This emphasizes the effect of globalization. A struggle between two European powers resulted in shifting economic patterns and shifting warfare in central Illinois, long before it became a state and long before there was a lot of European settlement.
“What I really like about the Kickapoo is the way they were able to through diplomacy, play the European people against each other. They were good at that until the British lost the War of 1812. And at that point, the Kickapoo suffered from their support of the British. Kickapoo villages were burned in central Illinois,” said Koos.
The Kickapoo were eventually relocated in the 1820s and later.
“The Kickapoo who were in this area, are found in four locations: in Kansas, in Oklahoma, at the border Eagle Pass with Mexico, and then in some central Mexican mountains.
Post Civil War trends

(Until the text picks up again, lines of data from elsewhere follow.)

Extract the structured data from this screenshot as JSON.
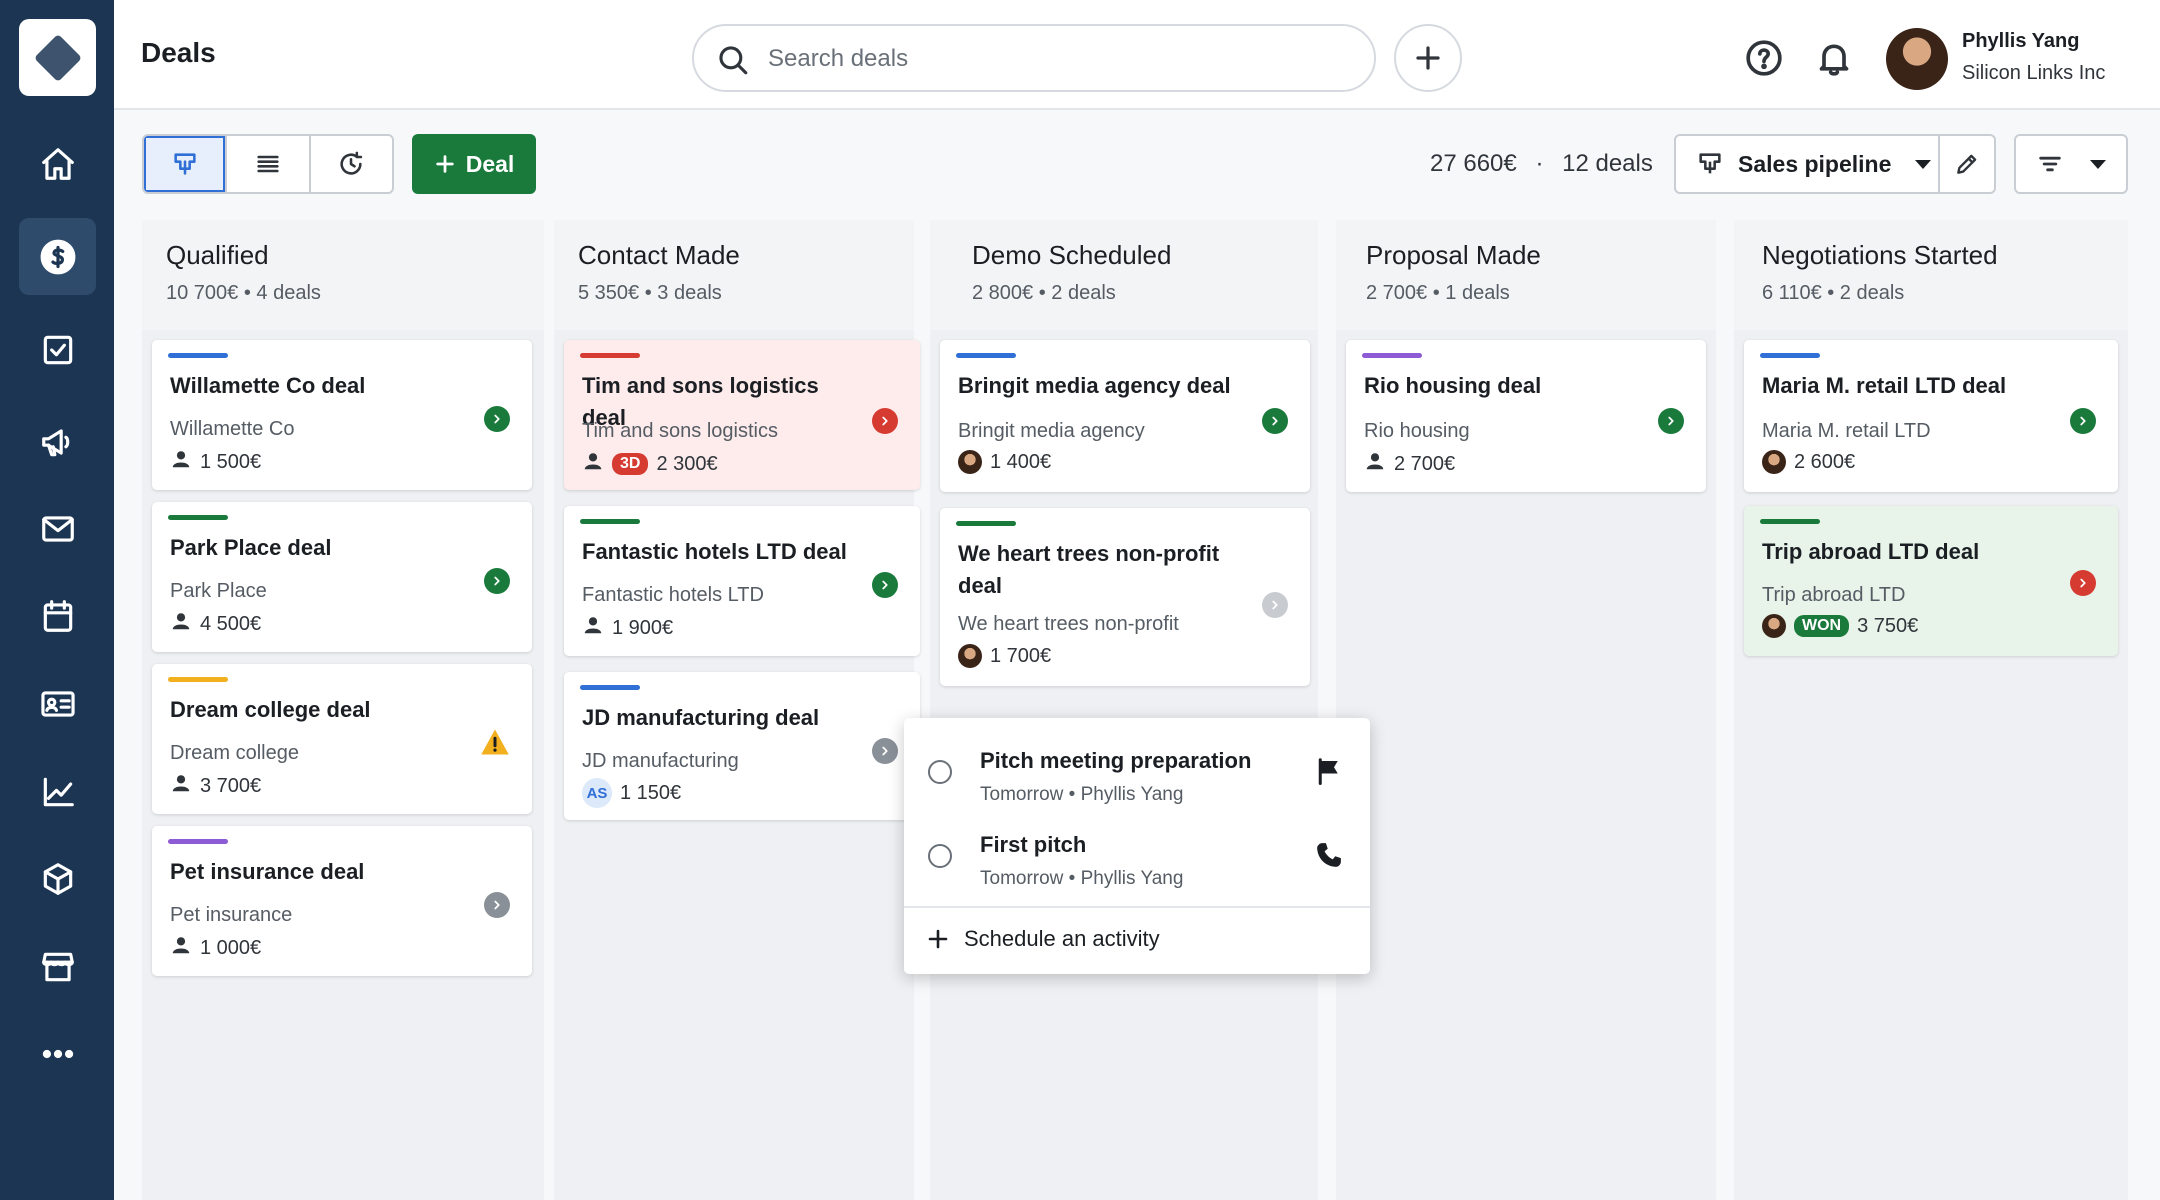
{
  "sidebar": {
    "items": [
      {
        "name": "home",
        "icon": "home-icon"
      },
      {
        "name": "deals",
        "icon": "dollar-icon"
      },
      {
        "name": "activities",
        "icon": "checkbox-icon"
      },
      {
        "name": "campaigns",
        "icon": "megaphone-icon"
      },
      {
        "name": "mail",
        "icon": "mail-icon"
      },
      {
        "name": "calendar",
        "icon": "calendar-icon"
      },
      {
        "name": "contacts",
        "icon": "contact-card-icon"
      },
      {
        "name": "insights",
        "icon": "chart-icon"
      },
      {
        "name": "products",
        "icon": "box-icon"
      },
      {
        "name": "marketplace",
        "icon": "store-icon"
      },
      {
        "name": "more",
        "icon": "more-icon"
      }
    ],
    "active": "deals"
  },
  "header": {
    "title": "Deals",
    "search_placeholder": "Search deals",
    "user_name": "Phyllis Yang",
    "user_company": "Silicon Links Inc"
  },
  "toolbar": {
    "deal_button": "Deal",
    "total_value": "27 660€",
    "separator": "·",
    "deal_count": "12 deals",
    "pipeline": "Sales pipeline"
  },
  "colors": {
    "sidebar": "#1c3553",
    "accent_green": "#1a7a3c",
    "accent_blue": "#2f6fd6",
    "alert_red": "#d63b32",
    "warning_yellow": "#f2b01e",
    "label_purple": "#8e5bd6"
  },
  "columns": [
    {
      "title": "Qualified",
      "summary": "10 700€  •  4 deals",
      "cards": [
        {
          "title": "Willamette Co deal",
          "org": "Willamette Co",
          "value": "1 500€",
          "label_color": "#2f6fd6",
          "status": "green"
        },
        {
          "title": "Park Place deal",
          "org": "Park Place",
          "value": "4 500€",
          "label_color": "#1a7a3c",
          "status": "green"
        },
        {
          "title": "Dream college deal",
          "org": "Dream college",
          "value": "3 700€",
          "label_color": "#f2b01e",
          "status": "warning"
        },
        {
          "title": "Pet insurance deal",
          "org": "Pet insurance",
          "value": "1 000€",
          "label_color": "#8e5bd6",
          "status": "grey"
        }
      ]
    },
    {
      "title": "Contact Made",
      "summary": "5 350€  •  3 deals",
      "cards": [
        {
          "title": "Tim and sons logistics deal",
          "org": "Tim and sons logistics",
          "value": "2 300€",
          "tag": "3D",
          "label_color": "#d63b32",
          "status": "red"
        },
        {
          "title": "Fantastic hotels LTD deal",
          "org": "Fantastic hotels LTD",
          "value": "1 900€",
          "label_color": "#1a7a3c",
          "status": "green"
        },
        {
          "title": "JD manufacturing deal",
          "org": "JD manufacturing",
          "value": "1 150€",
          "owner_initials": "AS",
          "label_color": "#2f6fd6",
          "status": "grey"
        }
      ]
    },
    {
      "title": "Demo Scheduled",
      "summary": "2 800€  •  2 deals",
      "cards": [
        {
          "title": "Bringit media agency deal",
          "org": "Bringit media agency",
          "value": "1 400€",
          "label_color": "#2f6fd6",
          "status": "green"
        },
        {
          "title": "We heart trees non-profit deal",
          "org": "We heart trees non-profit",
          "value": "1 700€",
          "label_color": "#1a7a3c",
          "status": "lightgrey"
        }
      ]
    },
    {
      "title": "Proposal Made",
      "summary": "2 700€  •  1 deals",
      "cards": [
        {
          "title": "Rio housing deal",
          "org": "Rio housing",
          "value": "2 700€",
          "label_color": "#8e5bd6",
          "status": "green"
        }
      ]
    },
    {
      "title": "Negotiations Started",
      "summary": "6 110€  •  2 deals",
      "cards": [
        {
          "title": "Maria M. retail LTD deal",
          "org": "Maria M. retail LTD",
          "value": "2 600€",
          "label_color": "#2f6fd6",
          "status": "green"
        },
        {
          "title": "Trip abroad LTD deal",
          "org": "Trip abroad LTD",
          "value": "3 750€",
          "tag": "WON",
          "label_color": "#1a7a3c",
          "status": "red"
        }
      ]
    }
  ],
  "activity_popup": {
    "activities": [
      {
        "name": "Pitch meeting preparation",
        "when": "Tomorrow  •  Phyllis Yang",
        "icon": "flag-icon"
      },
      {
        "name": "First pitch",
        "when": "Tomorrow  •  Phyllis Yang",
        "icon": "phone-icon"
      }
    ],
    "schedule_label": "Schedule an activity"
  }
}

The era following the Civil War changed the nation and McLean County. Koos said the promise of the war was free men and free soil. The war also created the rise of large business organizations because of the material needs of the war. And Koos said business started being conducted in a different manner. That, in turn, created a reaction from several groups, including farmers, laborers, and women.
“What comes out in McLean County, is the argument that corporations, railroad corporations are creation of the state and therefore the state has not only the right, but the responsibility to control corporate behavior, after a massive, massive legal judgment that ends up going to the U.S. Supreme Court and being ratified,” said Koos.
For women, the issue was suffrage. And for labor it was the right to organize, the right to withhold labor, and the right to protect their families by demanding a proper return for their labor.
Each of these became significant in McLean County. The Knights of Labor had about 2,000 members in the county. Illinois Wesleyan University professor Jenny Fowler Willing was the chair of the first Women's Christian Temperance Union National meeting and led the suffrage movement in town. She was an effective political organizer and got the City of Bloomington to vote dry, said Koos.
Koos has studied the history of McLean County all his working life. And he still found himself discovering things when he retired and began work on the book.
“The biggest aha moment is found in the title, 'Freedom, Land, and Community.' Freedom is contested. There are opposing parties who have completely different definitions of freedom and who can be free and who has the right to be free and who can call it freedom. Land is the place where that takes place. But it isn't just a farm. A workspace is your land. And then, community. We require the support of one another to have our freedoms and to fully develop our capacity for what we can do with the piece of physical reality that we control. To me, that's the big piece. It's about the human struggle for who we are, who we can be, and that it takes others to help us get there,” said Koos.
Koos' book, "Freedom Land And Community: A History of McLean County, Illinois 1730–1900,” will be published in mid-January. Pre-orders can be made by calling the McLean County Museum of History.